→ **Goal of the exercise**
What lines of the data below hold "title"? Show them.

→ **Data section**
+++++

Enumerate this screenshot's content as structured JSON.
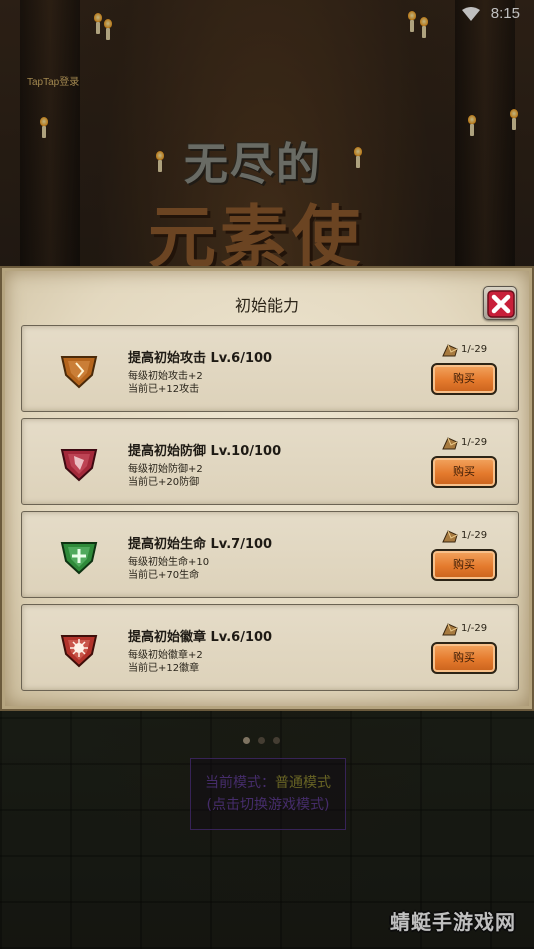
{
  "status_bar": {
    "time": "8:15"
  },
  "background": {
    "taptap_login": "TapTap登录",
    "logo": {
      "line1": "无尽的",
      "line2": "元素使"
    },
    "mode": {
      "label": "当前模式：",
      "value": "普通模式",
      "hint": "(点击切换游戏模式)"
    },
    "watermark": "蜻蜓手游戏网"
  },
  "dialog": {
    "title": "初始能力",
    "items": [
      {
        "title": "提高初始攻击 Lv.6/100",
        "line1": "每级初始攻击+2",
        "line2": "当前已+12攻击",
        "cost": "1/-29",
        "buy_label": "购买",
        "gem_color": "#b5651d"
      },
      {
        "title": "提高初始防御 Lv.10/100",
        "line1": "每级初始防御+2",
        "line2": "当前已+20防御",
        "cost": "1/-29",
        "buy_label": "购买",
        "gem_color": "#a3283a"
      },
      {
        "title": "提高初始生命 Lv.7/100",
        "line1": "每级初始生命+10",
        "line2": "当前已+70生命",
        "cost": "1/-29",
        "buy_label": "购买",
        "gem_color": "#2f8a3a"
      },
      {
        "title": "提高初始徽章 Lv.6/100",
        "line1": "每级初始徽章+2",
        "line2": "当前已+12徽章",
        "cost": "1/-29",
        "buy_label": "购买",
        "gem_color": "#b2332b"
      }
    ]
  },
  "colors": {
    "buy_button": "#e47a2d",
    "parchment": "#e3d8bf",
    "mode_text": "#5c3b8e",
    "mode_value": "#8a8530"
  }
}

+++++

→ **Response to this exercise**
    "title": "初始能力",
        "title": "提高初始攻击 Lv.6/100",
        "title": "提高初始防御 Lv.10/100",
        "title": "提高初始生命 Lv.7/100",
        "title": "提高初始徽章 Lv.6/100",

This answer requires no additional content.